Nearly all were Spaniards or natives of the Netherlands, and it was fortunate for Wolf, on the one hand, that he had learned their language quickly and well in Italy and Brussels, and, on the other, that his birth entitled him to a place with nobles who had the rank of knights.
How formal and stiffly precise everything was here! How many backs bowed low, how softly bombastic, high-sounding words were murmured! It seemed as if every free, warm impulse would lapse into stiffness and coldness; moreover, those assembled here were not the poor petitioners of other antechambers, but lords and ladies who belonged to the most illustrious and aristocratic families, while among the waiting ecclesiastics there was many a prelate with the dignified bearing of a bishop.
Some of the Netherlanders alone frequently threw off the constraint which fettered all, and one even turned with the gayest ease from one person to another. This was Baron Malfalconnet, one of the Emperor’s major-domos. He was permitted to do what no one else ventured, for his cheerfulness and wit, his gift of story-telling, and sharp tongue often succeeded in dispelling the clouds of melancholy from the brow of his imperial master.
At Wolf’s entrance the baron greeted him with merry banter, and then whispered to him that the regent was expecting him in her private room, where the leaders of the newly arrived musicians had already gone. As Wolf belonged to the “elect,” he would conduct him to her Majesty before “the called” who were here in the waiting room.
As he spoke he delivered him to the Emperor’s confidential secretary, Gastelu, whom Wolf had often aided in the translation of German letters, and the latter ushered him into the Queen’s reception room.
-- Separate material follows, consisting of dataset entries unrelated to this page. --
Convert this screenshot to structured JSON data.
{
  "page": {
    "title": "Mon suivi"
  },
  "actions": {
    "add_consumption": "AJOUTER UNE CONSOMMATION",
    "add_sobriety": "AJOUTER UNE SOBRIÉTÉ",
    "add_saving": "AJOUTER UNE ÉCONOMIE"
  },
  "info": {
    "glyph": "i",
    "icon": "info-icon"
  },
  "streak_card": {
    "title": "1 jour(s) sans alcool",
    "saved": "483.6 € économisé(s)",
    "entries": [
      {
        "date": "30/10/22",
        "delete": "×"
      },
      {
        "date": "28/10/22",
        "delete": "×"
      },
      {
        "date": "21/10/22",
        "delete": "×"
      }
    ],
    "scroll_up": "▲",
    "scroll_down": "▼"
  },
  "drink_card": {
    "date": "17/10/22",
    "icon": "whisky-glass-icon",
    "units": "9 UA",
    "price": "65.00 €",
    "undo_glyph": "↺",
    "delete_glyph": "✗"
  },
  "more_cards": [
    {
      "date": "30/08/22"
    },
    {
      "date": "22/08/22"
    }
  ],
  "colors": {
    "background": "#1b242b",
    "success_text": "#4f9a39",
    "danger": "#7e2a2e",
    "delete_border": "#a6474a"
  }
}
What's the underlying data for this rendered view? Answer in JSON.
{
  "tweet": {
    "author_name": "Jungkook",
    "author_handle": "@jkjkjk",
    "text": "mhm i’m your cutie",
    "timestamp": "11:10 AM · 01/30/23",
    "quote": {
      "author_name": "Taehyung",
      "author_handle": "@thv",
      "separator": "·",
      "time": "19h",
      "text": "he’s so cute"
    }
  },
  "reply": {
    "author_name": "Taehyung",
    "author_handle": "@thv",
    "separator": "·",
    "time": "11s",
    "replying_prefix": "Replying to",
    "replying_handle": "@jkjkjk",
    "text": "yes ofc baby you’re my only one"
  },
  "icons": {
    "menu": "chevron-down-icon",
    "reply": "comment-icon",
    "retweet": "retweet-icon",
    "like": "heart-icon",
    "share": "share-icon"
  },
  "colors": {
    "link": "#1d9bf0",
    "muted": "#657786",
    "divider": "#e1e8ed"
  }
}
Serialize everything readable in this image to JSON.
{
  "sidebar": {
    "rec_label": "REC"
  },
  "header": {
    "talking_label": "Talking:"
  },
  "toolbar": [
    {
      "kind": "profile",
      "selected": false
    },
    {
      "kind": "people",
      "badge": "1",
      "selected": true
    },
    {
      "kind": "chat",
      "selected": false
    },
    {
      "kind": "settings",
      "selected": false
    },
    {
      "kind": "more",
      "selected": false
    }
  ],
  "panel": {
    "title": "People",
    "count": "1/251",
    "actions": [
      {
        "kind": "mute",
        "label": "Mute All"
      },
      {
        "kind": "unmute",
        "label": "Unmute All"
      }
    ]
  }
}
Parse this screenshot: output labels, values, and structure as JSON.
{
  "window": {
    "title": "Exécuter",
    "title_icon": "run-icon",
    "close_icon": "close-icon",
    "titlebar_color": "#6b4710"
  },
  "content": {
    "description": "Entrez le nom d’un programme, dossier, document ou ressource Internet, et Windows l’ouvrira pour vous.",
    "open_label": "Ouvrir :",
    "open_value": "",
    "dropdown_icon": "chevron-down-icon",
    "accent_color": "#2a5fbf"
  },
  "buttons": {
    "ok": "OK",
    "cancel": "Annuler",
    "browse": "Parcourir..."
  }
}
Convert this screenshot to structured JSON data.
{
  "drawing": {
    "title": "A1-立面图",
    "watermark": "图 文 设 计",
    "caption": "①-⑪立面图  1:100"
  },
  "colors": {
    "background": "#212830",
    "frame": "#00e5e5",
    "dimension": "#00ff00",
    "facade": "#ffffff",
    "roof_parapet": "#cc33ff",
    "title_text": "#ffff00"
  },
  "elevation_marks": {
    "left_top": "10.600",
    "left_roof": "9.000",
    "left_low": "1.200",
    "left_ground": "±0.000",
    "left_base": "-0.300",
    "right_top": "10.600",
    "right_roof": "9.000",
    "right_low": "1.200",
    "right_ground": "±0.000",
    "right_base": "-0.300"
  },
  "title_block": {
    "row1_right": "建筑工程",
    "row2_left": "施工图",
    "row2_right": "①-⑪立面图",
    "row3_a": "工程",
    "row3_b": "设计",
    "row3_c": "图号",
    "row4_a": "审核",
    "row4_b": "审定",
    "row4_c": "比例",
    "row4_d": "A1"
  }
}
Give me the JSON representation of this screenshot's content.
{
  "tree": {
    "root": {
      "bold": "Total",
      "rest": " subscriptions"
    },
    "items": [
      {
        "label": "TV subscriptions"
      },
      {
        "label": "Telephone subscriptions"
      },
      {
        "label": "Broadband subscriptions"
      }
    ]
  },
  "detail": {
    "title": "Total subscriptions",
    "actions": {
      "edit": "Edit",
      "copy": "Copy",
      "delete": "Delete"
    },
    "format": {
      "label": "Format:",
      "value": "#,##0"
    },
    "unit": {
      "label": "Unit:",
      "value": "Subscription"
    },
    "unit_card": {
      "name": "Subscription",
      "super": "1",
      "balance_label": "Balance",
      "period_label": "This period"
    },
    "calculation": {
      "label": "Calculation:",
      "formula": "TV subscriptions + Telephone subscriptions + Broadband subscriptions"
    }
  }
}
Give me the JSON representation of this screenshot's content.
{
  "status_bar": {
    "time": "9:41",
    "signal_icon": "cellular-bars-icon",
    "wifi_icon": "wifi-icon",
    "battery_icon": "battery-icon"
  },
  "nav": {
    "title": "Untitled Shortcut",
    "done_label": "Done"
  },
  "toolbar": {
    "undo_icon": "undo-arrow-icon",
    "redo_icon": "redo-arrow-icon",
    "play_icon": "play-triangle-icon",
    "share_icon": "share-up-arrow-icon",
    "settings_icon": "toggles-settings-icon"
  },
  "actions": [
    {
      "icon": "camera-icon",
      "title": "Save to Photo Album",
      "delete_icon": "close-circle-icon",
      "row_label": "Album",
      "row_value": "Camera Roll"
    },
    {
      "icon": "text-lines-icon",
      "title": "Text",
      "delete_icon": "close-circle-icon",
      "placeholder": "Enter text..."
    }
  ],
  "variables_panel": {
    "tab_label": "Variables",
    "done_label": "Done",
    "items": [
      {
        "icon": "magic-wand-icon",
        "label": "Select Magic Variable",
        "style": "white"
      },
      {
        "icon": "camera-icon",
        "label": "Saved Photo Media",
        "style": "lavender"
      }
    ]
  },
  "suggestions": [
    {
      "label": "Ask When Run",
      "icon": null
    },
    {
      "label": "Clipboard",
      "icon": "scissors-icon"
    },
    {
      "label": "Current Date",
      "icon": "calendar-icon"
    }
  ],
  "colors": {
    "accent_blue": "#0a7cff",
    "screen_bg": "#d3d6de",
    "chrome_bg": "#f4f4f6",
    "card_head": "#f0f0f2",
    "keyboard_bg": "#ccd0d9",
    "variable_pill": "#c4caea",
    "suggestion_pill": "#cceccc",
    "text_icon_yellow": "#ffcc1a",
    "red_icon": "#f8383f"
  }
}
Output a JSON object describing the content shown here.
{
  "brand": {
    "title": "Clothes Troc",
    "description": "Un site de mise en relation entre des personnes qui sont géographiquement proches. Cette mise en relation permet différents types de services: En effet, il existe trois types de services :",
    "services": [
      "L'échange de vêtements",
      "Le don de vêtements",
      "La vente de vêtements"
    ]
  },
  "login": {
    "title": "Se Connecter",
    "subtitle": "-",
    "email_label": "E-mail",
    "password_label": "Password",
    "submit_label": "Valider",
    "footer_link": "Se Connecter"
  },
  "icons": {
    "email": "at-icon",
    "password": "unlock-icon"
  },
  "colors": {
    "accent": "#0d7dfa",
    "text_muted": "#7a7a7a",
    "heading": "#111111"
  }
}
It was the royal lady’s sleeping apartment, a moderately wide, unusually deep chamber, looking out upon the Haidplatz. The walls were hung with Flanders Gobelin tapestry, whose coloured pictures represented woodland landscapes and hunters. The Queen’s bed stood halfway down the long wall at the right.
Little could be seen of her person, for heavy gold-embroidered damask curtains hung around the wide, lofty bedstead, falling from the canopy projecting, rootlike, above the top, where gilded child genii bore a royal crown. On the side toward the room the curtains were drawn back far enough to allow those who were permitted to approach the regent to see her head and the upper portion of her body, which was wrapped in an ermine cape.
She leaned in a sitting posture against a pile of white satin pillows, and her thick locks, interwoven with strings of pearls, bore witness to the skill of the maid who had combed and curled them so artistically and adorned them with a heron’s plume. Two beautiful English pointers and a slender hound were moving about and sometimes disturbed the repose of the two Wachtersbach badger dogs, who were trained to keep side by side everywhere—in the room as well as in hunting. When the door opened they only raised their sagacious little heads with a low growl.